**YOUR GOAL**
With images excluded, write out each entry below exactly as given.
----
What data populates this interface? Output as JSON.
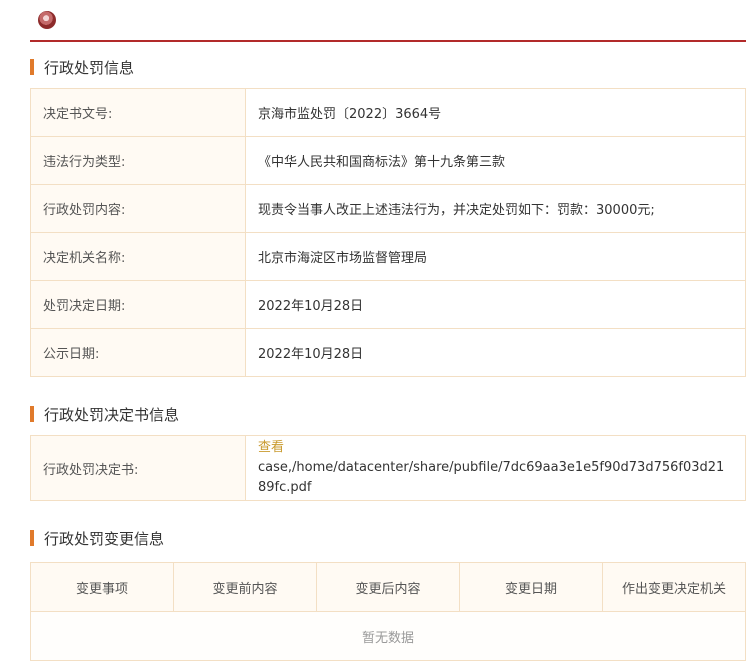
{
  "section1": {
    "title": "行政处罚信息",
    "rows": [
      {
        "label": "决定书文号:",
        "value": "京海市监处罚〔2022〕3664号"
      },
      {
        "label": "违法行为类型:",
        "value": "《中华人民共和国商标法》第十九条第三款"
      },
      {
        "label": "行政处罚内容:",
        "value": "现责令当事人改正上述违法行为，并决定处罚如下：罚款：30000元;"
      },
      {
        "label": "决定机关名称:",
        "value": "北京市海淀区市场监督管理局"
      },
      {
        "label": "处罚决定日期:",
        "value": "2022年10月28日"
      },
      {
        "label": "公示日期:",
        "value": "2022年10月28日"
      }
    ]
  },
  "section2": {
    "title": "行政处罚决定书信息",
    "label": "行政处罚决定书:",
    "link_text": "查看",
    "path_line1": "case,/home/datacenter/share/pubfile/7dc69aa3e1e5f90d73d756f03d21",
    "path_line2": "89fc.pdf"
  },
  "section3": {
    "title": "行政处罚变更信息",
    "columns": [
      "变更事项",
      "变更前内容",
      "变更后内容",
      "变更日期",
      "作出变更决定机关"
    ],
    "empty_text": "暂无数据"
  },
  "colors": {
    "accent": "#e07a2b",
    "rule": "#b22a2a",
    "link": "#c99a2e"
  }
}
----
**OUTPUT BELOW**
What data populates this interface? Output as JSON.
{
  "section1": {
    "title": "行政处罚信息",
    "rows": [
      {
        "label": "决定书文号:",
        "value": "京海市监处罚〔2022〕3664号"
      },
      {
        "label": "违法行为类型:",
        "value": "《中华人民共和国商标法》第十九条第三款"
      },
      {
        "label": "行政处罚内容:",
        "value": "现责令当事人改正上述违法行为，并决定处罚如下：罚款：30000元;"
      },
      {
        "label": "决定机关名称:",
        "value": "北京市海淀区市场监督管理局"
      },
      {
        "label": "处罚决定日期:",
        "value": "2022年10月28日"
      },
      {
        "label": "公示日期:",
        "value": "2022年10月28日"
      }
    ]
  },
  "section2": {
    "title": "行政处罚决定书信息",
    "label": "行政处罚决定书:",
    "link_text": "查看",
    "path_line1": "case,/home/datacenter/share/pubfile/7dc69aa3e1e5f90d73d756f03d21",
    "path_line2": "89fc.pdf"
  },
  "section3": {
    "title": "行政处罚变更信息",
    "columns": [
      "变更事项",
      "变更前内容",
      "变更后内容",
      "变更日期",
      "作出变更决定机关"
    ],
    "empty_text": "暂无数据"
  },
  "colors": {
    "accent": "#e07a2b",
    "rule": "#b22a2a",
    "link": "#c99a2e"
  }
}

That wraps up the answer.